BEGIN
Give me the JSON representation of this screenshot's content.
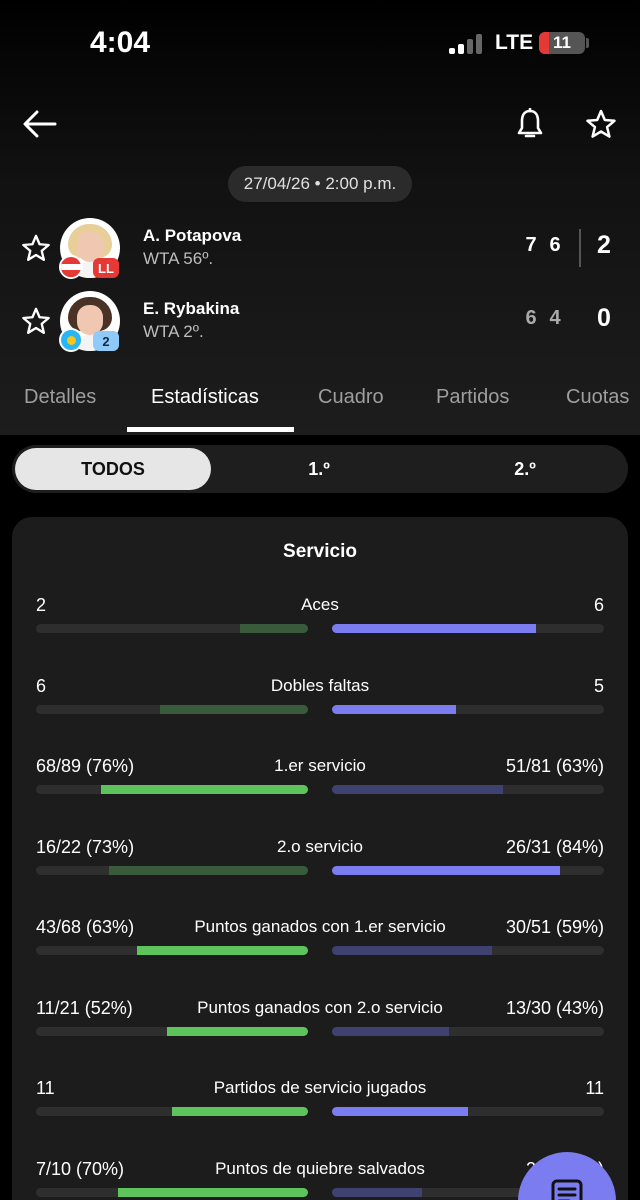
{
  "status_bar": {
    "time": "4:04",
    "network": "LTE",
    "battery": "11"
  },
  "match": {
    "datetime": "27/04/26 • 2:00 p.m.",
    "players": [
      {
        "name": "A. Potapova",
        "rank": "WTA 56º.",
        "badge": "LL",
        "flag": "austria",
        "sets": [
          "7",
          "6"
        ],
        "total": "2"
      },
      {
        "name": "E. Rybakina",
        "rank": "WTA 2º.",
        "badge": "2",
        "flag": "kazakhstan",
        "sets": [
          "6",
          "4"
        ],
        "total": "0"
      }
    ]
  },
  "tabs": [
    "Detalles",
    "Estadísticas",
    "Cuadro",
    "Partidos",
    "Cuotas"
  ],
  "active_tab": "Estadísticas",
  "segments": [
    "TODOS",
    "1.º",
    "2.º"
  ],
  "active_segment": "TODOS",
  "section": {
    "title": "Servicio",
    "stats": [
      {
        "label": "Aces",
        "left": "2",
        "right": "6",
        "left_fill": 0.25,
        "right_fill": 0.75,
        "leader": "right"
      },
      {
        "label": "Dobles faltas",
        "left": "6",
        "right": "5",
        "left_fill": 0.545,
        "right_fill": 0.455,
        "leader": "right"
      },
      {
        "label": "1.er servicio",
        "left": "68/89 (76%)",
        "right": "51/81 (63%)",
        "left_fill": 0.76,
        "right_fill": 0.63,
        "leader": "left"
      },
      {
        "label": "2.o servicio",
        "left": "16/22 (73%)",
        "right": "26/31 (84%)",
        "left_fill": 0.73,
        "right_fill": 0.84,
        "leader": "right"
      },
      {
        "label": "Puntos ganados con 1.er servicio",
        "left": "43/68 (63%)",
        "right": "30/51 (59%)",
        "left_fill": 0.63,
        "right_fill": 0.59,
        "leader": "left"
      },
      {
        "label": "Puntos ganados con 2.o servicio",
        "left": "11/21 (52%)",
        "right": "13/30 (43%)",
        "left_fill": 0.52,
        "right_fill": 0.43,
        "leader": "left"
      },
      {
        "label": "Partidos de servicio jugados",
        "left": "11",
        "right": "11",
        "left_fill": 0.5,
        "right_fill": 0.5,
        "leader": "both"
      },
      {
        "label": "Puntos de quiebre salvados",
        "left": "7/10 (70%)",
        "right": "2/6 (33%)",
        "left_fill": 0.7,
        "right_fill": 0.33,
        "leader": "left"
      }
    ]
  },
  "colors": {
    "left_leader": "#5cc45a",
    "left_trailer": "#3a5a3c",
    "right_leader": "#7b7cf0",
    "right_trailer": "#3f4270",
    "fab": "#7b7cf0"
  },
  "icons": {
    "back": "arrow-left-icon",
    "bell": "bell-icon",
    "favorite": "star-outline-icon",
    "fab": "document-lines-icon"
  }
}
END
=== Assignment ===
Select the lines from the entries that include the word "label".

=== Task answer ===
        "label": "Aces",
        "label": "Dobles faltas",
        "label": "1.er servicio",
        "label": "2.o servicio",
        "label": "Puntos ganados con 1.er servicio",
        "label": "Puntos ganados con 2.o servicio",
        "label": "Partidos de servicio jugados",
        "label": "Puntos de quiebre salvados",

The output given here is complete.